Lifting the lid on terrible toilets
14 September 2016
For those who have only been able to enjoy the Olympics and Glastonbury Festival from the comfort of their living rooms this summer, they can at least take comfort in the fact they’ve managed to avoid the toilet horror stories that plague such events.
Let’s start with the Olympics. Only days before the Games were due to open, it was reported that extra maintenance staff and more than 1,000 cleaners had been brought in to help fix problems and clean the Olympic Village in Rio. The Australian team of athletes had raised concerns over blocked toilets, leaking pipes and exposed wiring, and refused to move into the complex of 31 buildings until the problems had been resolved.
Mike Tancred, the spokesman for the Australia team, said: “We’re having plumbing problems, we’ve got leaking pipes. We’ve got electrical problems. We’ve got cleaning problems. We’ve got lighting problems in some of the stairwells. We did a stress test on Saturday, turned on the taps and flushed the toilets, and water came flooding down the walls.”

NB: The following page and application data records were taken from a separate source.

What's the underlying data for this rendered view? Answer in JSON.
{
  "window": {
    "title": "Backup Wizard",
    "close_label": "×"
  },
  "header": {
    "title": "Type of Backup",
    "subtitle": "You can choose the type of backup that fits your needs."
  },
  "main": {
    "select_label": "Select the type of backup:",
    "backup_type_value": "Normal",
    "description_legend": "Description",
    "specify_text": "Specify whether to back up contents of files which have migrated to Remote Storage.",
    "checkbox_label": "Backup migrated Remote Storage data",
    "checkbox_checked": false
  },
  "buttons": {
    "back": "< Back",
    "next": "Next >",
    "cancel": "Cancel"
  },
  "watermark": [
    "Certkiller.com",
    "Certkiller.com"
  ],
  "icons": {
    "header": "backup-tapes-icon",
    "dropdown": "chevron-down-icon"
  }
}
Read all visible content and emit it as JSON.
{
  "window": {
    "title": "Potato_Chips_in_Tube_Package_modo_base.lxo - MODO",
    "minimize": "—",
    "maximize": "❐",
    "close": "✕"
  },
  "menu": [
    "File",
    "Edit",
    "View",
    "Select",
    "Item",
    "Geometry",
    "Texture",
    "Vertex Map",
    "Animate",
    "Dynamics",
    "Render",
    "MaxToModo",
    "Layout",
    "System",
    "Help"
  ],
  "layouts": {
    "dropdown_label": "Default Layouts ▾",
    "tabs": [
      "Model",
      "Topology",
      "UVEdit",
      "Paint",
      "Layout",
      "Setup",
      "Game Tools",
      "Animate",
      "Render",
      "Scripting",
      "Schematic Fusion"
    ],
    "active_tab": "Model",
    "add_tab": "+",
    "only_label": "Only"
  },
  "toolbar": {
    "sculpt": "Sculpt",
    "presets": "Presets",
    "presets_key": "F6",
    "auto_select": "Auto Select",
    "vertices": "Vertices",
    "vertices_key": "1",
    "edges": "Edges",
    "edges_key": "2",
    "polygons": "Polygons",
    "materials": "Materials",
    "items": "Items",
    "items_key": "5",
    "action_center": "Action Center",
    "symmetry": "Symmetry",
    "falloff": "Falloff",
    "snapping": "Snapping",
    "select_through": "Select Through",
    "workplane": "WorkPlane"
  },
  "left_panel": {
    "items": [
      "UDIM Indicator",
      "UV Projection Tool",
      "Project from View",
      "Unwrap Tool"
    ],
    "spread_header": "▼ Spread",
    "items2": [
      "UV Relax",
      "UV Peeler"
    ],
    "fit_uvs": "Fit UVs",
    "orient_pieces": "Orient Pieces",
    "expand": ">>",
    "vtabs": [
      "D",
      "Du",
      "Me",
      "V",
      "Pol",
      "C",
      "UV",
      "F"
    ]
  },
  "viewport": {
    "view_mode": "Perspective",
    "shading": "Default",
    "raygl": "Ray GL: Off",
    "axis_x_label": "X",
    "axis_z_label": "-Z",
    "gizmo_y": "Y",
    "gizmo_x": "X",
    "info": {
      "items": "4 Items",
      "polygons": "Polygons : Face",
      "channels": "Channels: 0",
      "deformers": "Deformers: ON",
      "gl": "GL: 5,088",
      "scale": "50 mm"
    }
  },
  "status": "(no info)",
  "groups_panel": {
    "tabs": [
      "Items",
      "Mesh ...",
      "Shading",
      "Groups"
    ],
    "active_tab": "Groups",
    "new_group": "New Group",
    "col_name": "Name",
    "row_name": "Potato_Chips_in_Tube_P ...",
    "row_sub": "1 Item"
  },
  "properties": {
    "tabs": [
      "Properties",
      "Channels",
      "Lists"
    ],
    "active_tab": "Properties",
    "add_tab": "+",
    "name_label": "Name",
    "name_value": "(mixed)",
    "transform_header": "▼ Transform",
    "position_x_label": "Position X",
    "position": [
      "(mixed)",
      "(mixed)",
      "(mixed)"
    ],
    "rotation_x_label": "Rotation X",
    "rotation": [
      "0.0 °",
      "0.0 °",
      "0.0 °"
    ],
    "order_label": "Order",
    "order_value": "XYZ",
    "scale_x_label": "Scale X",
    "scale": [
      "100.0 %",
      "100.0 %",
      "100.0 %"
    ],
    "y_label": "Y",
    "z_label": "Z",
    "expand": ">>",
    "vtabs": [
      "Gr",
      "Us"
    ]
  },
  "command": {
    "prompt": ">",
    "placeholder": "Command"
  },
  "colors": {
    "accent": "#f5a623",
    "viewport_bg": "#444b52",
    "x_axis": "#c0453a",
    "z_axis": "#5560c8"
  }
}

Thankfully all was resolved for the start of the Games but that hasn't stopped toilets hitting the headlines since for more bizarre reasons, after an athlete used her Instagram account to post a photo of a sign depicting various banned practices while using the toilets at the Olympic Village. Apart from the usual requests for users not to throw paper down the bowl, there is also a complete ban on fishing in the toilet!
Outdoor music festival Glastonbury is almost as famous for its nightmarish toilets as its live music acts. The majority of the loos are metallic green boxes, known as "long-drops" because you excrete into a large underground opening, often already filled to the brim with human waste.
But festival goers had a better deal this summer as the plastic portable toilets were replaced by 1,300 organic composting toilets. According to organisers, the smell is reduced as each user covers their waste in sawdust, which they take into the loo with them. The loos are also said to last longer — as they don't fill up so quickly — and are better for the environment as the waste is used to fertilise nearby fields.
Some toilet anecdotes should rightly be sniffed at, but others remind us that cleaning is only noticed when it isn't done properly and hygiene when it isn't up to scratch.
Jane Healy, Glastonbury’s sanitation manager, enlightens us: "No one ever talks about toilets in everyone’s day-to-day life, but as soon as they get to a festival that’s all they want to talk about."
For the cleaning industry, though, it's just business as usual.